* [Assignment] Type the records that follow again exactly as written, but drop the pictures.
── Extracted data
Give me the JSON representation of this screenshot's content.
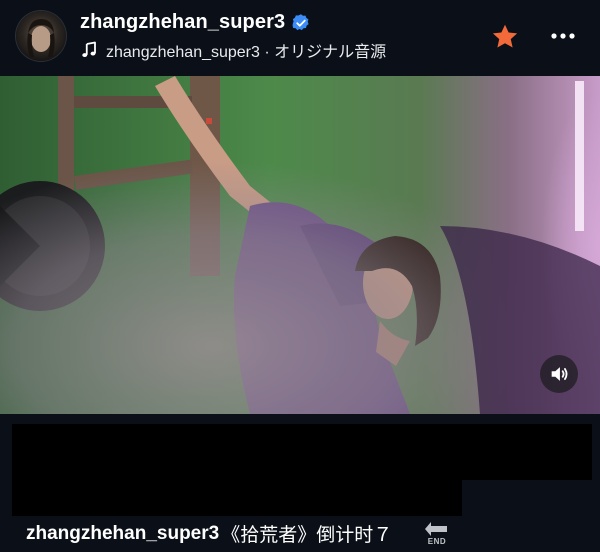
{
  "header": {
    "username": "zhangzhehan_super3",
    "verified": true,
    "audio_line": "zhangzhehan_super3 · オリジナル音源",
    "accent_star_color": "#f26a3a",
    "verified_color": "#3b8cf6"
  },
  "icons": {
    "avatar": "avatar",
    "verified": "verified-badge-icon",
    "music": "music-note-icon",
    "star": "star-icon",
    "more": "more-options-icon",
    "sound": "speaker-icon",
    "end": "end-arrow-icon"
  },
  "caption": {
    "username": "zhangzhehan_super3",
    "text": "《拾荒者》倒计时７",
    "end_label": "END"
  }
}
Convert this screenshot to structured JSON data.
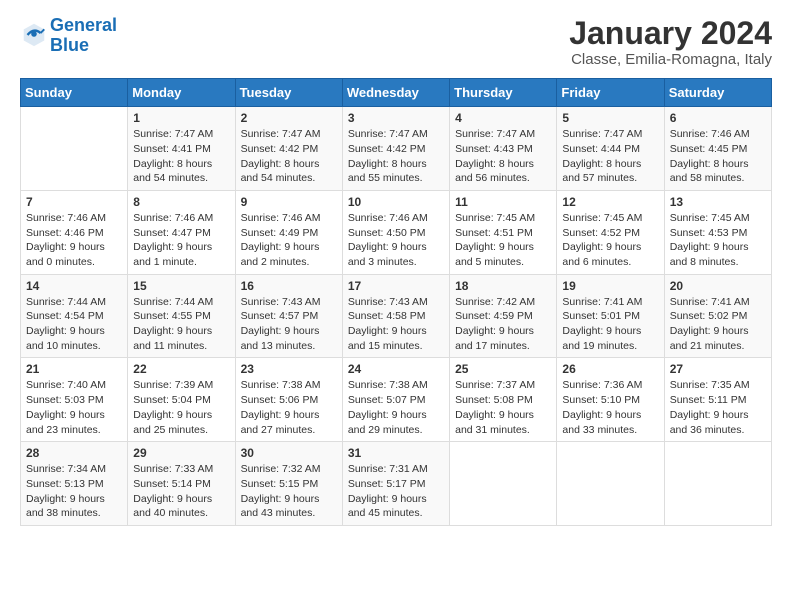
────
* [Response to this exercise]
Give me the JSON representation of this screenshot's content.
{
  "header": {
    "username": "zhangzhehan_super3",
    "verified": true,
    "audio_line": "zhangzhehan_super3 · オリジナル音源",
    "accent_star_color": "#f26a3a",
    "verified_color": "#3b8cf6"
  },
  "icons": {
    "avatar": "avatar",
    "verified": "verified-badge-icon",
    "music": "music-note-icon",
    "star": "star-icon",
    "more": "more-options-icon",
    "sound": "speaker-icon",
    "end": "end-arrow-icon"
  },
  "caption": {
    "username": "zhangzhehan_super3",
    "text": "《拾荒者》倒计时７",
    "end_label": "END"
  }
}
Convert this screenshot to structured JSON data.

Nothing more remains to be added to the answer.